"Perpetual beta", or "Early Access"?
“Perpetual beta” is an expression I saw somewhere on the internet once, and I honestly looked at the Wikipedia entry about the concept. I’m not entirely sure that the definition of “perpetual beta” is 100% applicable to games like Generation Zero, but I’m trying really hard to find a different expression than “Early Access”. I just read “Mass Effect: Andromeda becomes an early access game after launch” on Polygon, and I think that the problems raised by the author apply to a lot of games today.
Consumer rights, let's quickly get that out of the argumentation
While I think that publishers, developers and stores are not playing nice with consumers when they don’t put what should be an Early Access game in the Early Access category of the store, this is not my issue right now.
Main argument: Leaving no one behind
That is my main issue. When I buy a game like Before We Leave
***, No Man’s Sky, Per Aspera, or Generation Zero, and then I realize that the game is not finalized, I get worried, and I look for:
- a public explanation;
- a public plan with milestones and pauses to engage with the existing player base before setting or working towards the next milestones;
- a prioritization on bug-fixing and Quality of Life improvements (over new “features”) which will create a pleasant, coherent, and consistent User Experience (When needed or asked);
- effective and efficient communication channels, some being bidirectional, some not;
- mechanics and awareness in the development process to avoid or mitigate any disruption for the existing player base while finalizing the game. “Disruptions” include:
- Modifications to the existing story.
- Modifications to the core mechanics/systems
- Addition of new core mechanics/systems
- Additions of new rewards in existing mechanics/systems
“Why?”, you could aks? Because I am worried that a game I bought one day, becomes a significantly different game some other day without me having any way to do something about it, whether by avoiding this entirely through “team effort”; or by circumventing the disruptions with official thought-through and community-plebiscited solutions. I’m worried about the developers attracting a new and significantly different player base that would steer the game I initially bought away from those things I liked.
“Bu-Why?” Because I don’t like change, and I like rules; and games (board games or video games) usually have stable rulesets which are why I keep coming back to them. On the other hand, video games also offer a great opportunity to play with those rulesets and bend them, but I cannot do that if the rules keep changing.
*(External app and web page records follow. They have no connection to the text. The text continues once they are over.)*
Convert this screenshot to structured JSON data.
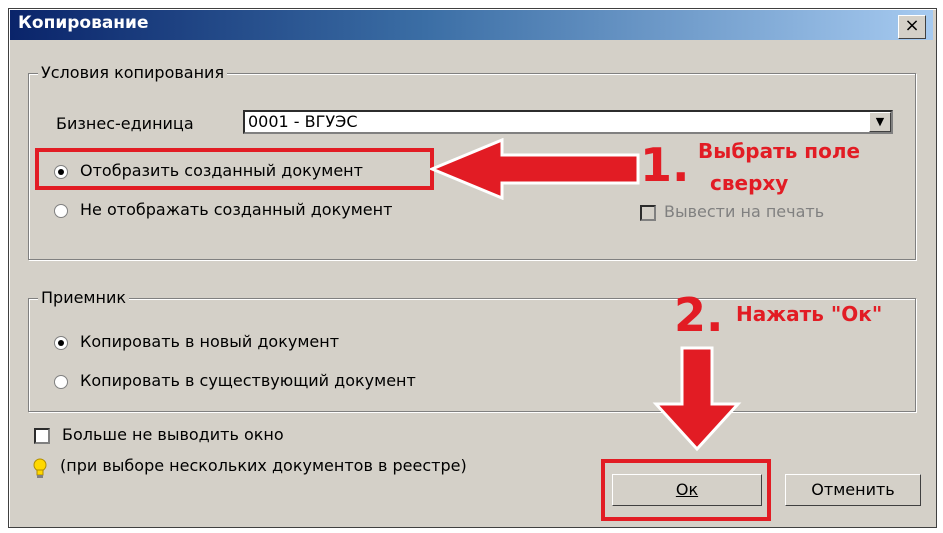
{
  "window": {
    "title": "Копирование",
    "close_glyph": "×"
  },
  "copy_conditions": {
    "legend": "Условия копирования",
    "business_unit_label": "Бизнес-единица",
    "business_unit_value": "0001 - ВГУЭС",
    "show_doc_label": "Отобразить созданный документ",
    "show_doc_selected": true,
    "hide_doc_label": "Не отображать созданный документ",
    "print_label": "Вывести на печать",
    "print_enabled": false
  },
  "receiver": {
    "legend": "Приемник",
    "new_doc_label": "Копировать в новый документ",
    "new_doc_selected": true,
    "existing_doc_label": "Копировать в существующий документ"
  },
  "footer": {
    "dont_show_label": "Больше не выводить окно",
    "hint": "(при выборе нескольких документов в реестре)",
    "ok_label": "Ок",
    "cancel_label": "Отменить"
  },
  "annotations": {
    "step1_number": "1.",
    "step1_text_line1": "Выбрать поле",
    "step1_text_line2": "сверху",
    "step2_number": "2.",
    "step2_text": "Нажать \"Ок\""
  },
  "colors": {
    "annotation_red": "#e21c24",
    "title_gradient_start": "#0a246a",
    "title_gradient_end": "#a6caf0",
    "dialog_bg": "#d4d0c8"
  },
  "icons": {
    "hint": "lightbulb-icon",
    "close": "close-icon",
    "dropdown": "chevron-down-icon"
  }
}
My 3-years old nephew likes to change the rules as we play, and it can get boring really fast; When I play a video game, that’s because I want time off from the nephew I just babysitted!
So that’s it. If I’m worried when I look at a game in my library; this game, its brand, its creators, and its partners are tainted in my little reptilian (or caveman) brain. The thing is, I liked playing that game for 20+ hours (and I want to keep playing), but I decided to wait for the Landfall Update before playing more. I waited because I was anticipating a better experience
**** and I was worried I would not have a great time playing in the meantime. Now, I’m worried
***** again because the update did not meet my expectations and I’m worried this might not be the last time. I’m also worried because I don’t know what is the creators’ stance on the current situation; which is really one of my biggest issue. It’s a lot about trust.
*This is not an attempt at analysing best business practices.
**When I use the expression “feature-stable”, I mean games which have all their core features and mechanics finalized. Except for bug fixed and minor Quality of Life (QoL) improvements.
***Before We Leave is actually a very polished games. Developers simply decided to add stuff over the current game mechanics. In fact, this game is the only one in my list that never decreased my trust level into its developer. I love that developer, even though their game should have stayed in Early Access a bit longer.
****“Better experience” was about a good weapon wheel for the gamepad players; bug fixes; User Interface improvements; improved general “User Experience” (UX).
*****Yes, the overuse of “worried” was intentional, and lazy.